Timothy announces to Scrooge, played by Paul Greenwood, that he’s leaving home, and a secure job as his business partner. This restlessness to find his own way in life makes him instantly relatable and becomes the driving force for the adventure of a lifetime.
Scrooge is the same character that we know and love from the classic tale. With Timothy’s departure we see him retreat from the world and become the grouchy Scrooge from Christmas past. The strong bond between Ebenezer and Timothy is something that strikes a chord of emotion.
Helen Pearson plays Timothy’s hilarious and no-nonsense landlady, Mrs Poole. Although her character doesn’t have many lines she certainly makes a lasting impression. She also plays the comparably gentler and milder Mrs Linden who resides with Ebeneezer Scrooge.
Grimaldi, played by Michael Matus, is brilliant, lively, and melodramatic. Allan Knee decided to incorporate Grimaldi into the story after uncovering his biography written by Charles Dickens.
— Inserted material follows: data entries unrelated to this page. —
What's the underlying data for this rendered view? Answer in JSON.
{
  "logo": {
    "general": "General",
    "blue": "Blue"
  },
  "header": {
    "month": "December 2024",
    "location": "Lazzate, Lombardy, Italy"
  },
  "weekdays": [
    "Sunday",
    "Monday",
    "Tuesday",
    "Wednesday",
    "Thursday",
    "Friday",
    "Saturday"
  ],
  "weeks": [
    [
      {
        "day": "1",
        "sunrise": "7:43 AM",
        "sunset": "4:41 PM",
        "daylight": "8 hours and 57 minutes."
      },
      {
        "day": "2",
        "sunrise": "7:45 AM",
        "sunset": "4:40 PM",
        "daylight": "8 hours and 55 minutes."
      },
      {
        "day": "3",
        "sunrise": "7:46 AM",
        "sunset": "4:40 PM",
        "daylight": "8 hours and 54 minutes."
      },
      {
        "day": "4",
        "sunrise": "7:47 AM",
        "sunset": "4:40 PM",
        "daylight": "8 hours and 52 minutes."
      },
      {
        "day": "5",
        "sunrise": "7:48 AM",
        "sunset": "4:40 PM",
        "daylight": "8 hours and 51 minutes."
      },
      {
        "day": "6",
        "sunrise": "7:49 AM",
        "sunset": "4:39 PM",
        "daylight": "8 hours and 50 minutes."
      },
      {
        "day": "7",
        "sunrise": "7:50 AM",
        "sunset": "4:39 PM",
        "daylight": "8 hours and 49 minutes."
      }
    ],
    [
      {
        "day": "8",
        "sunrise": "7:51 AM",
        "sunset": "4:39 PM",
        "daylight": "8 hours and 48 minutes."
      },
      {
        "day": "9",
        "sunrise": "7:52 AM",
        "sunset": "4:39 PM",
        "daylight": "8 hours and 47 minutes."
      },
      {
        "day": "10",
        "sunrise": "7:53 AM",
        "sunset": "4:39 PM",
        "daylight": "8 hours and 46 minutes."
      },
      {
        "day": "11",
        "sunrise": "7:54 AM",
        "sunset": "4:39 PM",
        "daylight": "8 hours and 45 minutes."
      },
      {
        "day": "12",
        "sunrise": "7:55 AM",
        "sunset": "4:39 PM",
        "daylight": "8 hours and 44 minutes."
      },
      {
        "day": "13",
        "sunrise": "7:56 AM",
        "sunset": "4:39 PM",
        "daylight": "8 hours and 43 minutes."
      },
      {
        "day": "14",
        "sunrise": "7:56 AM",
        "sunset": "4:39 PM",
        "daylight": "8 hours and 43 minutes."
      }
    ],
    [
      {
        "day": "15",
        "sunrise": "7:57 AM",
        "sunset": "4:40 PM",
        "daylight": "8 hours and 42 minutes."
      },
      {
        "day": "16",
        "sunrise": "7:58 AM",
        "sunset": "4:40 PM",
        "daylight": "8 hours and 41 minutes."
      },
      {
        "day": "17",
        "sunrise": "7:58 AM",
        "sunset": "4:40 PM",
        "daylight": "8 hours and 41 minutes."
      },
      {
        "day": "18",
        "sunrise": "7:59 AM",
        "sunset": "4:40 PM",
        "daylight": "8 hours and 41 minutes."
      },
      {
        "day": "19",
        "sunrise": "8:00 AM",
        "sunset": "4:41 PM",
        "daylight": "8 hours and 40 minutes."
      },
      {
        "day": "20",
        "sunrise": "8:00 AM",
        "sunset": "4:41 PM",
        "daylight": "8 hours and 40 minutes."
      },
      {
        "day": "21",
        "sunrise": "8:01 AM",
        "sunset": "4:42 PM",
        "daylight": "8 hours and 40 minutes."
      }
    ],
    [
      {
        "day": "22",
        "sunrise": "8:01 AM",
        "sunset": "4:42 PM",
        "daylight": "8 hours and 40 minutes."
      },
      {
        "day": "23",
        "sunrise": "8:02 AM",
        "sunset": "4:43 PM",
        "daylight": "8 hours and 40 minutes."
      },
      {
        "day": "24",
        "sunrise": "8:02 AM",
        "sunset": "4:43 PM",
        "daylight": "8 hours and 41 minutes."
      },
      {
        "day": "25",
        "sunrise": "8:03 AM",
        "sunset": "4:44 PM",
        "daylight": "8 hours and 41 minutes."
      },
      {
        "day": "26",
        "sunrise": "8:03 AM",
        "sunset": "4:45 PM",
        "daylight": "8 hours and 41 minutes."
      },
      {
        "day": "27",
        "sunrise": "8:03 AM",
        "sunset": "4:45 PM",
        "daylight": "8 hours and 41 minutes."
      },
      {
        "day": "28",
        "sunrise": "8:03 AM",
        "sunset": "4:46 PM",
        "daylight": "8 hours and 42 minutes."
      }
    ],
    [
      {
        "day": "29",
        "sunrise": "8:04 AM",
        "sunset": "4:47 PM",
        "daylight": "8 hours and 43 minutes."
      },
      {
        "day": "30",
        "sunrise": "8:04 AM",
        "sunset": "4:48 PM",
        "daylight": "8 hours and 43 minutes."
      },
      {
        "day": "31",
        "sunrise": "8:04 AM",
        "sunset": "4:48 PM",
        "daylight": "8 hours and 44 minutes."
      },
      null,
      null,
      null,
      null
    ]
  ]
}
Timothy meets Grimaldi and his travelling circus while looking for work and in spite of an unwelcome introduction strikes a bond with the curious characters.
Despite being an original story it feels familiar. It captures a lively spirit and the characters, particularly Grimaldi, are larger than life. The production, choreography, and special effects create a fantastic spectacle, with clever use of see-through mirrors, shadows, and instruments played on stage.
From Victorian hall music, to the circus and a few contemporary influences the music is rich, emotive, and fun. It is musical theatre at its finest and a real festive treat.
The small theatre venue means the audience is close enough to see the actor’s facial expressions which makes you feel more immersed in their story – something that you don’t get in a larger venue.
The intimate venue is in a grade II listed building and former Cotton Mill in New Islington.
The theatre maintains the former industrial look with bare brickwork and the vintage decor offers a cosy retreat for a pre-theatre snack. The restaurant and bar serves a fantastic selection of beverages from pizza and beer to mince pies and mulled wine. The decor includes large ornate mirrors, pianos, and a large Christmas tree with a Venetian mask.
Hope Mill Theatre’s inconspicuous exterior makes this a hidden gem of Manchester, and an award-winning one at that, having scooped Fringe Venue of The Year at The Stage awards in 2018.
A great alternative to your usual Christmas pantomime, we can’t recommend seeing this delightful musical enough!
*The Astonishing Times of Timothy Cratchit is running at Hope Mill theatre until Sunday, December 29. You can buy tickets HERE.